Look through the entries below and return all lines including the word "ICMP".
[Material for this exercise Boundary: Start]
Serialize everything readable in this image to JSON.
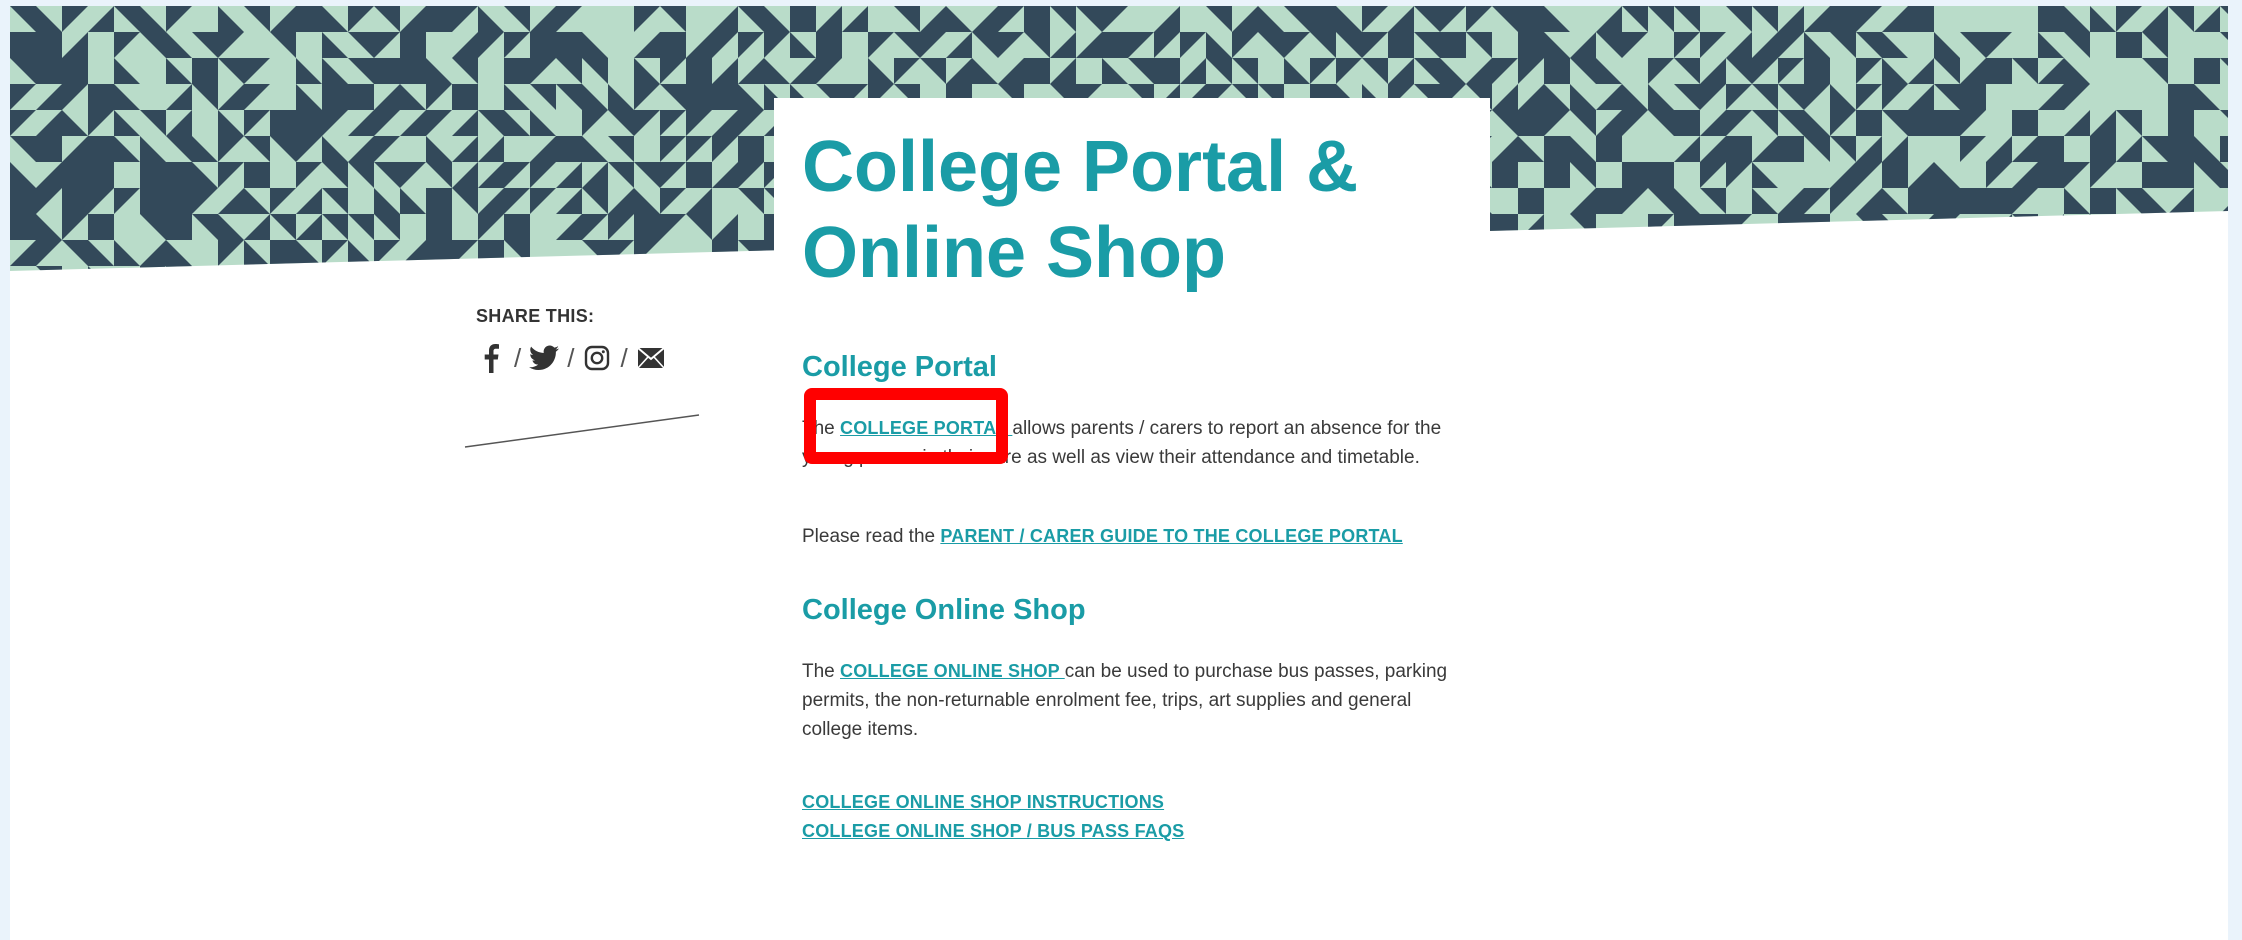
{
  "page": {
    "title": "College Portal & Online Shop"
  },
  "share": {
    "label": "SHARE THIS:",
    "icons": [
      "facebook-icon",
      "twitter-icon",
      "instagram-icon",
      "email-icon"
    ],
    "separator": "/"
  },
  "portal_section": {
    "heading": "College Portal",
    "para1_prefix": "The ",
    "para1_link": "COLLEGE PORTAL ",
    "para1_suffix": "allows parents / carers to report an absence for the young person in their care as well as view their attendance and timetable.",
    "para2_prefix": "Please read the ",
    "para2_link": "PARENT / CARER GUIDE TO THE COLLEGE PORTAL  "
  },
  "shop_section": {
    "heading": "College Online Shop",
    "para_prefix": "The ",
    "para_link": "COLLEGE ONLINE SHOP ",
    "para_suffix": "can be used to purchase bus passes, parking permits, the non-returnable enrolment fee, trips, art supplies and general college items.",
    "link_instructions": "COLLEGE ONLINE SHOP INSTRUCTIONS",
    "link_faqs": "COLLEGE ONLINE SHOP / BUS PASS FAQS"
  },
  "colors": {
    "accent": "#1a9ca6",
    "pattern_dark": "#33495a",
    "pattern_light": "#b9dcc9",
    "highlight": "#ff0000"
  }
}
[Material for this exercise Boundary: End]
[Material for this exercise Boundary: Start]
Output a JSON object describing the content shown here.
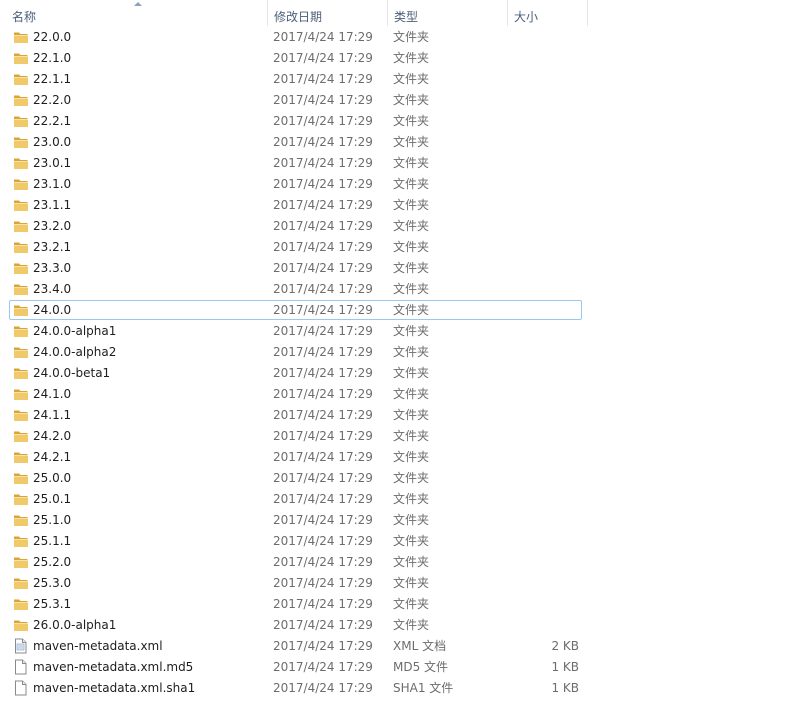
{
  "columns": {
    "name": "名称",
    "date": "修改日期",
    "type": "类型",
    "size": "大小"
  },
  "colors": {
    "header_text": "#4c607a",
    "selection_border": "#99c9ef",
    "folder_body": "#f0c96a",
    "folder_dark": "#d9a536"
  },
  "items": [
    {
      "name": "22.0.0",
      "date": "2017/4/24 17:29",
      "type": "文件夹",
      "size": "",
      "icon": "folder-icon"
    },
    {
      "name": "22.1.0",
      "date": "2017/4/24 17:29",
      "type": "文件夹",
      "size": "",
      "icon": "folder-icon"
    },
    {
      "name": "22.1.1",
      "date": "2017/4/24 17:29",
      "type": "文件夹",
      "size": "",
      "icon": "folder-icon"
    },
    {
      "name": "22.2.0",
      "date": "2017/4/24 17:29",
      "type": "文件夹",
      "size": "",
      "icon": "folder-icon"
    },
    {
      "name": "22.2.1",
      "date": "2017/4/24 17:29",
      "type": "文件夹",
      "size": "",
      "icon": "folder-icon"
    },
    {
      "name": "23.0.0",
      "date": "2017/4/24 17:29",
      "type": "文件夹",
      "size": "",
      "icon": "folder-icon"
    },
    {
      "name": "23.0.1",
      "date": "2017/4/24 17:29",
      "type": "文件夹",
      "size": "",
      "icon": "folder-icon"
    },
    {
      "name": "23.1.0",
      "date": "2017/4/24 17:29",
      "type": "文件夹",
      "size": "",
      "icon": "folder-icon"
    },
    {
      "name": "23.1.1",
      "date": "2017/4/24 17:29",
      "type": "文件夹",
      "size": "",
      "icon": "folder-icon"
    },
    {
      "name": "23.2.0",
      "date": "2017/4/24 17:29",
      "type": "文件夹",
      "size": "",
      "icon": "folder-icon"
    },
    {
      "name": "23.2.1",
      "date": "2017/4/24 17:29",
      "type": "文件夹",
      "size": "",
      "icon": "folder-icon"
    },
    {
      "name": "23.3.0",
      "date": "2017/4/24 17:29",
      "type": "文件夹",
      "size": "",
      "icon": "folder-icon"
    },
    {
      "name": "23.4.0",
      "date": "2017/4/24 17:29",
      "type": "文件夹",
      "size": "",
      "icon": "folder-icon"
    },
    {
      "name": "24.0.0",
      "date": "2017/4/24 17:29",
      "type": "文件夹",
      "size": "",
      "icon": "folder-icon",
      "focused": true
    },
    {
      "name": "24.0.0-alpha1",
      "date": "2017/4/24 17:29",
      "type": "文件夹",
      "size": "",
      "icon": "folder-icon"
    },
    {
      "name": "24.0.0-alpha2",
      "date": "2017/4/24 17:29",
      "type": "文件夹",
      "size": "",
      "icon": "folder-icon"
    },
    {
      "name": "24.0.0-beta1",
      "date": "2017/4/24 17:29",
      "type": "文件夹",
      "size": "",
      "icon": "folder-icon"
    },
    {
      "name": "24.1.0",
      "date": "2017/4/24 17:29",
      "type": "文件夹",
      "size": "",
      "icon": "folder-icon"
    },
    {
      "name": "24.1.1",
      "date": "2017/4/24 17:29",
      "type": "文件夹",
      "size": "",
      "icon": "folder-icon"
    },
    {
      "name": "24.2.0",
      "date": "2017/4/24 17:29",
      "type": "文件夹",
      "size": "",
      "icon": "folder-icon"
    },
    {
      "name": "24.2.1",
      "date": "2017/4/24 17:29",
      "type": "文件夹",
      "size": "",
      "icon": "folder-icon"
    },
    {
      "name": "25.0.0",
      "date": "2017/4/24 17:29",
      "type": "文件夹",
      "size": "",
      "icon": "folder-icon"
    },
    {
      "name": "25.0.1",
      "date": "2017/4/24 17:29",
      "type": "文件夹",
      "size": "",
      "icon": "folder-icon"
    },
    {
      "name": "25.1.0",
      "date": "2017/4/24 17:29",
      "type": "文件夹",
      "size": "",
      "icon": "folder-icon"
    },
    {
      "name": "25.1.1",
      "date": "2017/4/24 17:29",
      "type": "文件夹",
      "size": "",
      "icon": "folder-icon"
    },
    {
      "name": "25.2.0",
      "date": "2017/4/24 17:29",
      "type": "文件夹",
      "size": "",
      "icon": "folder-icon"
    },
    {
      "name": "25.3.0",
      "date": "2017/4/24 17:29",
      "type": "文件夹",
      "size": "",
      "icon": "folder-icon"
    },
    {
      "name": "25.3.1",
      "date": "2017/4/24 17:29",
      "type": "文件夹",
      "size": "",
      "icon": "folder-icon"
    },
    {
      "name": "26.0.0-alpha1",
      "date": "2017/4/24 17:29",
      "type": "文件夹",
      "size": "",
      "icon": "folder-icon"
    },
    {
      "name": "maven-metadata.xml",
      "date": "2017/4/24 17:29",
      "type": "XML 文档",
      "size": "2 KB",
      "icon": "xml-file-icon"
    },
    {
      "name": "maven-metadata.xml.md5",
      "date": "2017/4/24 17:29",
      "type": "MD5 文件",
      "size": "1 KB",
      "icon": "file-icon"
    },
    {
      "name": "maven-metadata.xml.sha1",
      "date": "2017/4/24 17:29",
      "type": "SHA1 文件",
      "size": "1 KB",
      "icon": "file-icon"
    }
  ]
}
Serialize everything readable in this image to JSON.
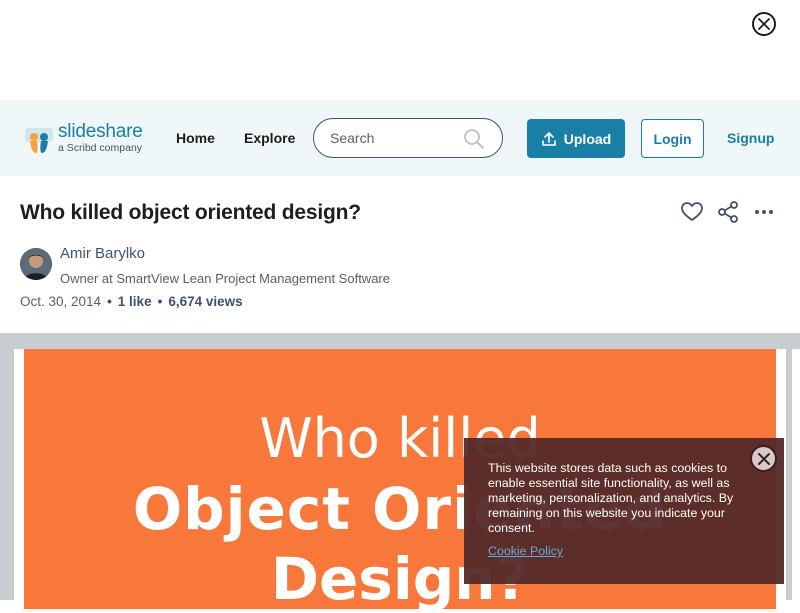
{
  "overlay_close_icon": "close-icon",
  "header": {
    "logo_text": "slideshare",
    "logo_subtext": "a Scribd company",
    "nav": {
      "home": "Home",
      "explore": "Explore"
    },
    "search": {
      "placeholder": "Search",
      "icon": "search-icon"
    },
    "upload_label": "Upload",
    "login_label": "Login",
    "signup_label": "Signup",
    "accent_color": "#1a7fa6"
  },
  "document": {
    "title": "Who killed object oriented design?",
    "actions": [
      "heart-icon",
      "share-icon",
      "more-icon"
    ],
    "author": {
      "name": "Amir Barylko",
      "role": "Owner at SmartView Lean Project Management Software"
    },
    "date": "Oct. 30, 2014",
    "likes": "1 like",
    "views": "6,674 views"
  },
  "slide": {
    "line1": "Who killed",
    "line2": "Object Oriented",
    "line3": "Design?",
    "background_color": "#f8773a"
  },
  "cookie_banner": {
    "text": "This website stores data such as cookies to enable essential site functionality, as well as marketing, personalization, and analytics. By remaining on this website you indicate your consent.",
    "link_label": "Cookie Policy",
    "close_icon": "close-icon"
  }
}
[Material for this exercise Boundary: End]
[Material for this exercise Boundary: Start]
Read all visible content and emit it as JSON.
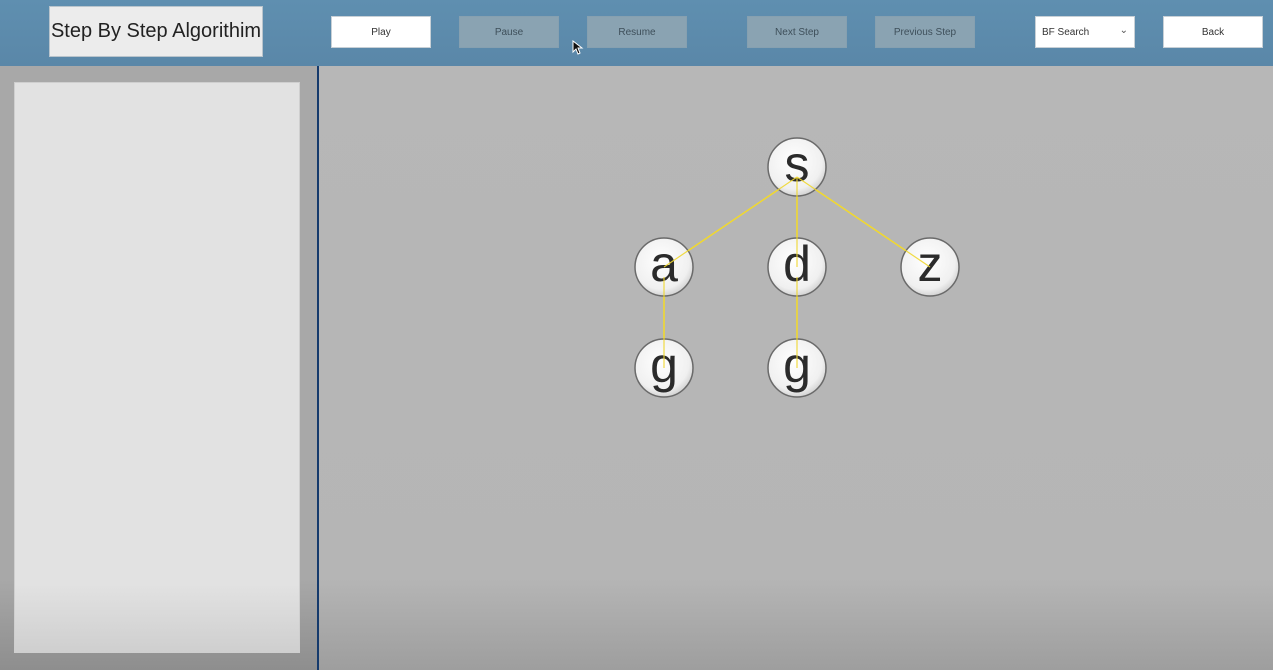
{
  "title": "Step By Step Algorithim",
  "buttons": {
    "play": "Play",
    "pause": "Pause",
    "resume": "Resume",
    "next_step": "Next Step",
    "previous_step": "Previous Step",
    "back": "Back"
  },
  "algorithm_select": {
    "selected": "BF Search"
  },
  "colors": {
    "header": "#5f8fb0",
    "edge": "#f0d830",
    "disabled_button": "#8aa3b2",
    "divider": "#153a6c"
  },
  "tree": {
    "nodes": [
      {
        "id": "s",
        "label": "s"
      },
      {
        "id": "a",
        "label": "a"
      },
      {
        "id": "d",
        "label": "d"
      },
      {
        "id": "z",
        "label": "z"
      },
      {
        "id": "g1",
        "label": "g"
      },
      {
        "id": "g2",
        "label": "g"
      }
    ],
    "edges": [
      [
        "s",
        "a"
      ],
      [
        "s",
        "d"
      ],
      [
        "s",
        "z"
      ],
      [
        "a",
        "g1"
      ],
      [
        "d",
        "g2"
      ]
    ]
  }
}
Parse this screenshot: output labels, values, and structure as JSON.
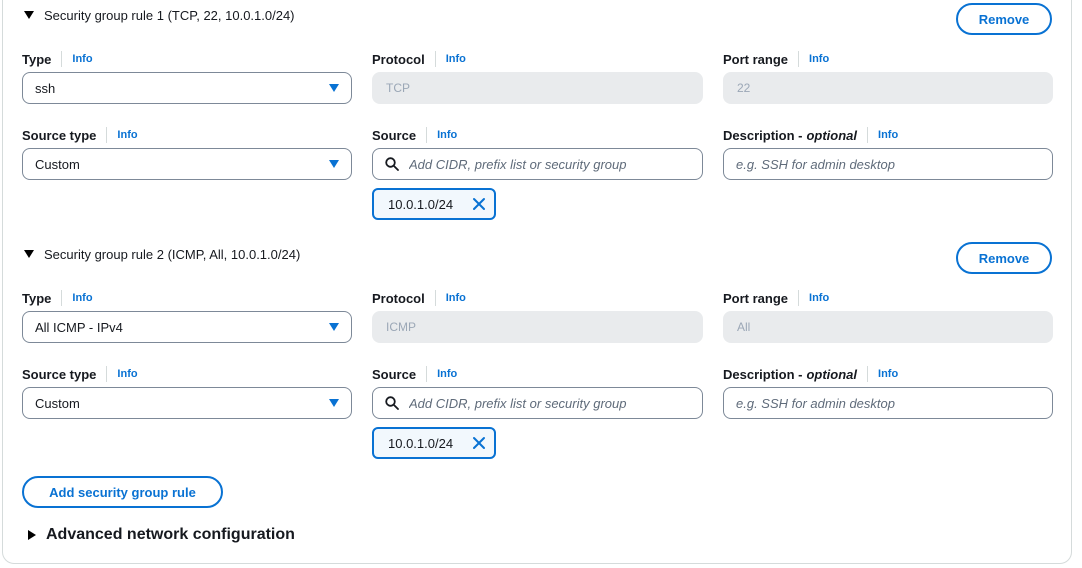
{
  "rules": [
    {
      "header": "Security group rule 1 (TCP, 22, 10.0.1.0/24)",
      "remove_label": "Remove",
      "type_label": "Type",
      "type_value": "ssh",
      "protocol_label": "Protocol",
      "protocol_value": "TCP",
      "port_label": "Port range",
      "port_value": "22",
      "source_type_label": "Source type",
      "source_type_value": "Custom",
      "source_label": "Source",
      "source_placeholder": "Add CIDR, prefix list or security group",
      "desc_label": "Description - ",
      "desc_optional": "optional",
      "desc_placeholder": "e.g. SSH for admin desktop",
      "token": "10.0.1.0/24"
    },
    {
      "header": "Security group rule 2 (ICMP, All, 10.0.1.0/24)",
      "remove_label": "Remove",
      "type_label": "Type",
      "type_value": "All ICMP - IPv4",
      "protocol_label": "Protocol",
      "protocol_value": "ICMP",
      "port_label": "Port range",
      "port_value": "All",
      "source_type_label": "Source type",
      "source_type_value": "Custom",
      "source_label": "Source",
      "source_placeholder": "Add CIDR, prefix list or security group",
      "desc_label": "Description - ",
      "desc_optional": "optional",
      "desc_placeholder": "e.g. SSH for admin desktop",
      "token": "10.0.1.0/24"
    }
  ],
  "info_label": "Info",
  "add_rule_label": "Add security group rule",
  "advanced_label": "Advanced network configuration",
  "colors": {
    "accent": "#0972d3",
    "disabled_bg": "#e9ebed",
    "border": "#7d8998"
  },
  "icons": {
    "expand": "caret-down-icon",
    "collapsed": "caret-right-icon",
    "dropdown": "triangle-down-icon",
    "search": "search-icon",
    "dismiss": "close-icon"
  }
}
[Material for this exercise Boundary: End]
**Result of this exercise**
      "header": "Security group rule 2 (ICMP, All, 10.0.1.0/24)",
      "type_value": "All ICMP - IPv4",
      "protocol_value": "ICMP",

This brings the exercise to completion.